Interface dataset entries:
╔══

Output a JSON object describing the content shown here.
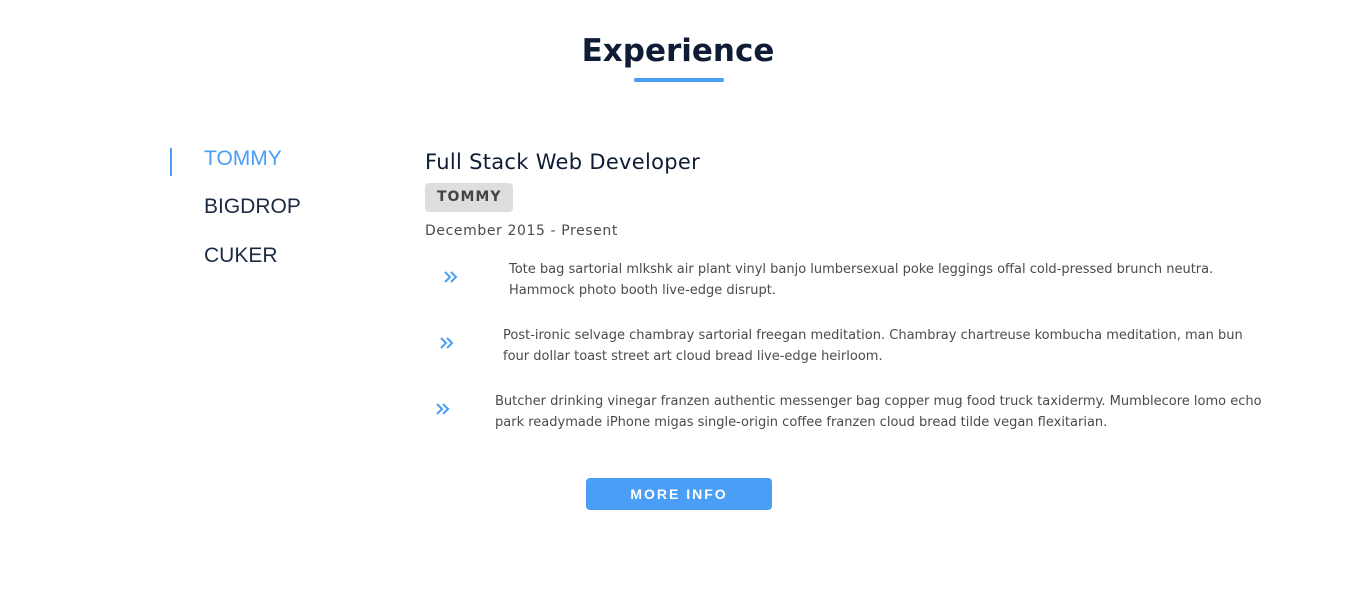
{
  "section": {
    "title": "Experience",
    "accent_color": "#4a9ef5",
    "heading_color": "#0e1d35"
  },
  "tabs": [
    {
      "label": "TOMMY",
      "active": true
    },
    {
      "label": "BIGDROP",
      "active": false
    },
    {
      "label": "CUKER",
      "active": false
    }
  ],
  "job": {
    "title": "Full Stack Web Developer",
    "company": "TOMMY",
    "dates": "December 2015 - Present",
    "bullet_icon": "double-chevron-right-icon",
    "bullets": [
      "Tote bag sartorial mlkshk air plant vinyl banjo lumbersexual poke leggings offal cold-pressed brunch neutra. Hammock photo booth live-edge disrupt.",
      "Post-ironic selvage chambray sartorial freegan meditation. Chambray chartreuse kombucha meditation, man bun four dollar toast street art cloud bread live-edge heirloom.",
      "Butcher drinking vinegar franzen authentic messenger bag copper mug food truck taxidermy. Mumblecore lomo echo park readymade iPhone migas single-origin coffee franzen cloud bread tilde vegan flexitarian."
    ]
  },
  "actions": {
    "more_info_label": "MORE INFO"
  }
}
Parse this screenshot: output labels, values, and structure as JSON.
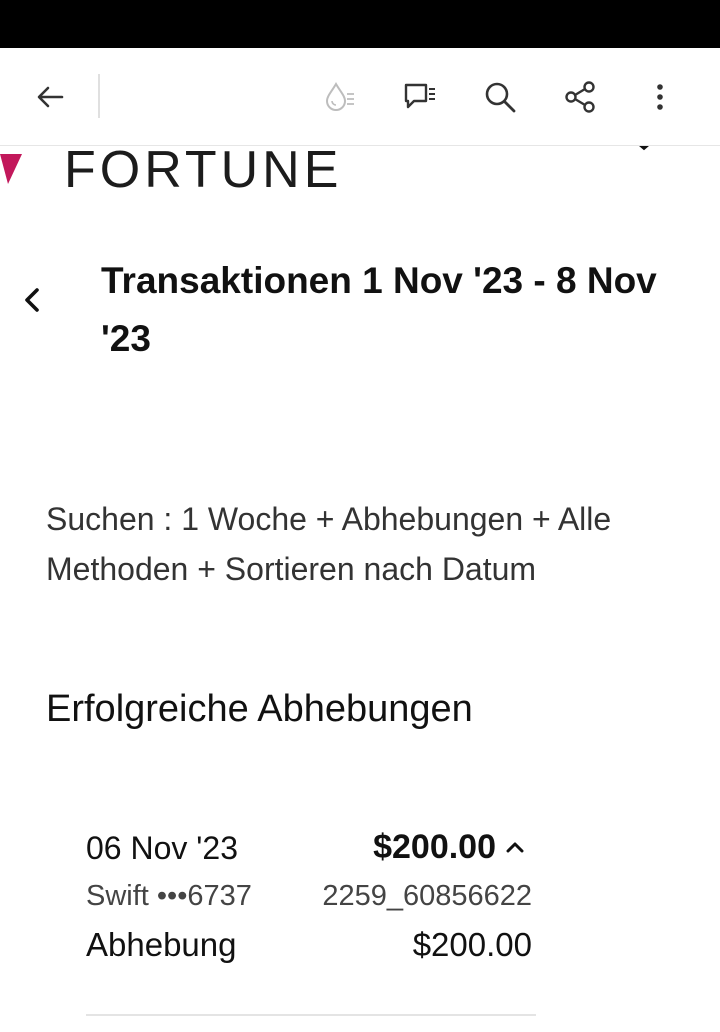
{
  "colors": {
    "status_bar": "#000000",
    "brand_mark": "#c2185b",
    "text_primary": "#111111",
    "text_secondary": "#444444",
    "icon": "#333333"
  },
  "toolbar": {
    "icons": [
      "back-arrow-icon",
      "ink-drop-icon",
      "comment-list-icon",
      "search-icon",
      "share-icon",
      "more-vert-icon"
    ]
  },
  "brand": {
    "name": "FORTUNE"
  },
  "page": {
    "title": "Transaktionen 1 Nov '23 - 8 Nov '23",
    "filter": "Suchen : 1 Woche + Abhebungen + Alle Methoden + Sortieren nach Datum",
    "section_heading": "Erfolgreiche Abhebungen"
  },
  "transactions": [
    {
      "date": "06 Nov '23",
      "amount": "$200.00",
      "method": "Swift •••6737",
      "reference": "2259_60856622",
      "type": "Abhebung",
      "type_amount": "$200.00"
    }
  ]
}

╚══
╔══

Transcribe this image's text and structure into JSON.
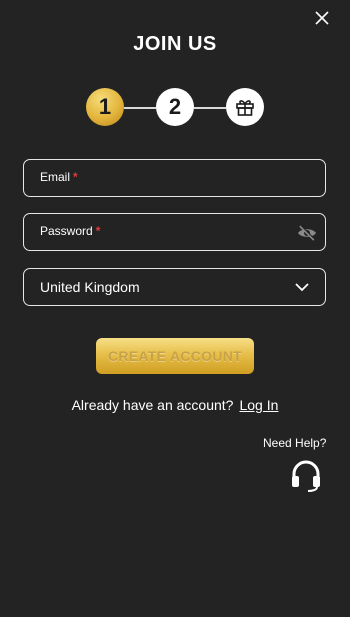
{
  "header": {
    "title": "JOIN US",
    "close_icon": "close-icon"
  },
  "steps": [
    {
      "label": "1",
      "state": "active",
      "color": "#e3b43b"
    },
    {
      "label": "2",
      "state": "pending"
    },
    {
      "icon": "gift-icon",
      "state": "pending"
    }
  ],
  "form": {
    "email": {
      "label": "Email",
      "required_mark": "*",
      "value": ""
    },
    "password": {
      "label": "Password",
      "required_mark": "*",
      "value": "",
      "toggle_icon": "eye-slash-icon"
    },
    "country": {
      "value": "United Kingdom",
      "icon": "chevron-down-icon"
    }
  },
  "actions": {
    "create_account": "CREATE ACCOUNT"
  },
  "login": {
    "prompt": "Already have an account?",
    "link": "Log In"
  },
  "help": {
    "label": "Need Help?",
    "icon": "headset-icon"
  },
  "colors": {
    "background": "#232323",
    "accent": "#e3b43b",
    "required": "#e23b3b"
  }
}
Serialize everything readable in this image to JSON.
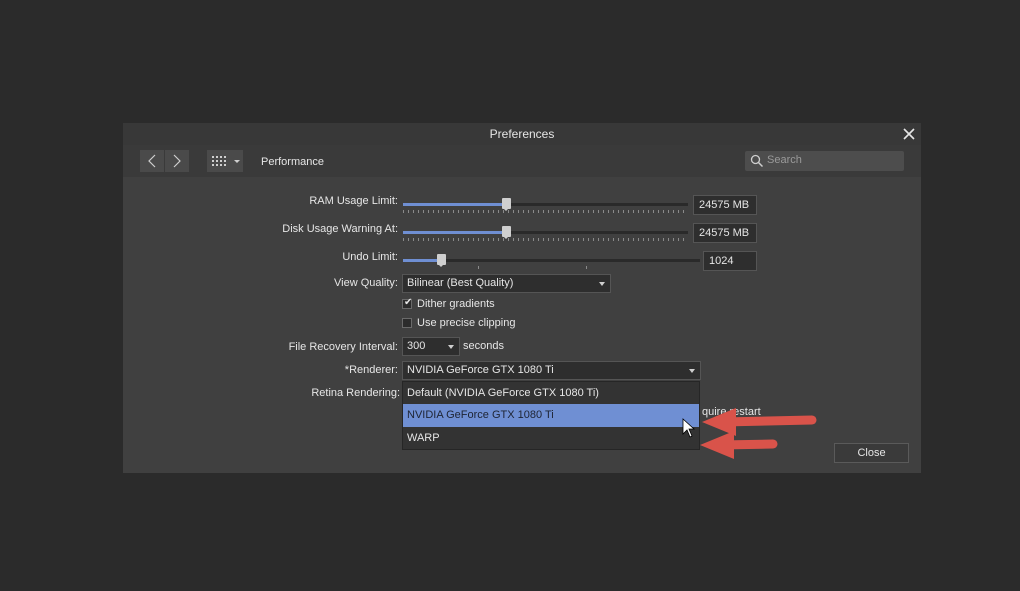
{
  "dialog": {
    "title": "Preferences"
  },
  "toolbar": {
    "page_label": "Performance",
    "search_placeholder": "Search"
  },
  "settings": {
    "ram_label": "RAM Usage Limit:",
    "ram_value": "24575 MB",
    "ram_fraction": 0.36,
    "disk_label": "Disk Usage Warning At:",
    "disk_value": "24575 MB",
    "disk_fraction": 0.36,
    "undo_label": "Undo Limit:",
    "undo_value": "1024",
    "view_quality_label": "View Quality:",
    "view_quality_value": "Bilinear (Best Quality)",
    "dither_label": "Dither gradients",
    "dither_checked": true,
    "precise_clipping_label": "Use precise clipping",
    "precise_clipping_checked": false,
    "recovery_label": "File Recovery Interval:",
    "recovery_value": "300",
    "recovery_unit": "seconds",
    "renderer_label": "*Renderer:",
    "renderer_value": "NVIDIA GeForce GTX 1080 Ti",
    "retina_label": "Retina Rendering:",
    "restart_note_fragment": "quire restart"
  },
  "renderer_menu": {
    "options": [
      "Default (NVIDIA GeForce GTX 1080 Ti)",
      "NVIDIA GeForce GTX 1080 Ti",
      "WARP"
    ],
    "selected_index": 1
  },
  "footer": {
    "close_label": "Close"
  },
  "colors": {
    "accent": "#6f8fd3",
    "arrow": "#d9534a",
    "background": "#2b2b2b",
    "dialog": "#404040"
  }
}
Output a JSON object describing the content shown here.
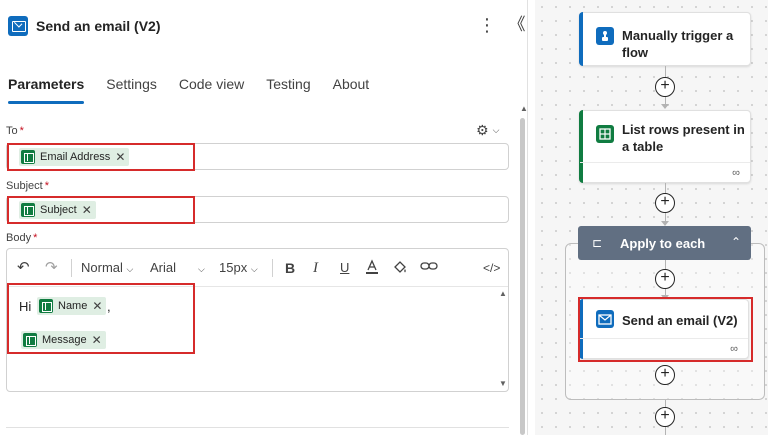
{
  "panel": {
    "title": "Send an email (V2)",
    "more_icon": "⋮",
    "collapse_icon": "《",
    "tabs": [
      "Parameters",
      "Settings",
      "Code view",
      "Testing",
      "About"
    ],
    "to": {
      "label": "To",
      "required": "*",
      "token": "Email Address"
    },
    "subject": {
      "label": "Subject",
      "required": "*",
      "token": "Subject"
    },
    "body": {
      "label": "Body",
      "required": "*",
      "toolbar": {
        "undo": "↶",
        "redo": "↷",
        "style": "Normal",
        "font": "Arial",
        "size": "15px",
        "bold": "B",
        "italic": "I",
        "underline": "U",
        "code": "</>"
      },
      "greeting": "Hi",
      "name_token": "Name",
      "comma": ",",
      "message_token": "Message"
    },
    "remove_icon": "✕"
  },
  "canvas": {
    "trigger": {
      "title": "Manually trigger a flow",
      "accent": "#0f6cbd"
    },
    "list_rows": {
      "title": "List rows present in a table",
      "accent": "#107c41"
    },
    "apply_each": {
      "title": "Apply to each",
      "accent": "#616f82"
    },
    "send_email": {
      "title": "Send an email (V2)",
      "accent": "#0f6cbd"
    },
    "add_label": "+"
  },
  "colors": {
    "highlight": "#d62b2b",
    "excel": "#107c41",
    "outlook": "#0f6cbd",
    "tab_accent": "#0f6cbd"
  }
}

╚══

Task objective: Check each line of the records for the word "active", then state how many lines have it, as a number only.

Task output: 4